By Jeff Daniels
Reynolds Mirth Richards Farmer LLP
Alberta Municipalities Casual Legal Service Provider 

Processing times at the Alberta Land Titles Office have slowed significantly in the past year, to the point where it takes about 100 days to process and register documents following receipt. This delay creates a unique issue for municipalities and new owners as property tax deadlines approach.

In a typical residential real estate transaction, a buyer pays for a property and takes possession on a specified date. When payment is received, a transfer of land is submitted to the Land Titles Office for registration. Once the transfer is registered, the Land Titles office sends notice of the change in ownership to the relevant municipality. In most instances, this notice is currently being received more than three months after the actual change in ownership.

Generally speaking, the Municipal Government Act (the “MGA”) requires municipalities to send tax assessments and notices to the registered owner(s) of the property as shown on a certificate of title. Where there has been a recent sale, this requirement inevitably results in tax documents being sent to a seller rather than the new owner.

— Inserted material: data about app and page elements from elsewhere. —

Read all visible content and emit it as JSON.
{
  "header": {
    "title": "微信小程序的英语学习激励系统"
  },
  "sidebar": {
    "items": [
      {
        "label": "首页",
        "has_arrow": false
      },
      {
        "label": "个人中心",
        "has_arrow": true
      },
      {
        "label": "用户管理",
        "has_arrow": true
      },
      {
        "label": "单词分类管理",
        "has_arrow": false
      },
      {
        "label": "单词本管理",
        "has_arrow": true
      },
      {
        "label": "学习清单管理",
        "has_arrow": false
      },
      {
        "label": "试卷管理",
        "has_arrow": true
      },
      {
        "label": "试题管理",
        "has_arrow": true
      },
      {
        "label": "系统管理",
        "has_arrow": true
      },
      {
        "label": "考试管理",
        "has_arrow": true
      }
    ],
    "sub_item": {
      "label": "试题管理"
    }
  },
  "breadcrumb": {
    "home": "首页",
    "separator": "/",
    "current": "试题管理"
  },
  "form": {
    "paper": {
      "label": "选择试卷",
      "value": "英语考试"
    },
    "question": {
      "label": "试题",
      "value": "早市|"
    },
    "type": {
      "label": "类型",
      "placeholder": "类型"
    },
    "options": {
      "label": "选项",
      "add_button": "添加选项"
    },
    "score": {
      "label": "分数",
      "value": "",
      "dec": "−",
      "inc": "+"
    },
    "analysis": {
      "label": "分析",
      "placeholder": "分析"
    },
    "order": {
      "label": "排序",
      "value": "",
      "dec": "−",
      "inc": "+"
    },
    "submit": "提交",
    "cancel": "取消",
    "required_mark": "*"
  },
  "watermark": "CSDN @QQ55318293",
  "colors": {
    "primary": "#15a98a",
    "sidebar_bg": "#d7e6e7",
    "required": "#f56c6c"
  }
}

Pursuant to section 304(3) of the MGA, a person who purchases a property must provide the municipality with written notice of a mailing address to which tax notices may be sent. Many buyers are not aware of this requirement and failing to provide written notice may result in the new owner not receiving a tax notice but still being responsible for paying property taxes when due, as well as the resulting penalties which will accrue following non-payment.

Municipalities will often receive notice of an upcoming property sale, typically by a request for a tax certificate from the lawyers representing the buyer and seller. While there is no obligation for a municipality to do so, municipalities may choose to advise the buyer’s lawyer to direct the buyer to contact the municipality with proof of purchase and an address for delivery of tax documents. Once an address is received, the municipality can add the buyer as an interested party on the tax roll account and send notices accordingly. Even if a municipality becomes aware of a sale, the tax notice must still be sent to the registered owner.

Although it is not a perfect solution, this process could help municipalities better ensure taxes are paid on time and save their tax departments from dealing with unhappy residents, both past and present.

To access Alberta Municipalities Casual Legal Helpline, Alberta Municipalities members can call toll-free to 1-800-661-7673 or send an casuallegal [at] (email) to reach the municipal legal experts at Reynolds Mirth Richards and Farmer LLP. For more information on the Casual Legal Service, call 310-MUNI (6864) or send an riskcontrol [at] (email) to reach the Alberta Municipalities Risk Management staff. Any Regular or Associate member of Alberta Municipalities can access the Casual Legal Service.

DISCLAIMER: This article is meant to provide information only and is not intended to provide legal advice. You should seek the advice of legal counsel to address your specific set of circumstances. Although every effort has been made to provide current and accurate information, changes to the law may cause the information in this article to be outdated.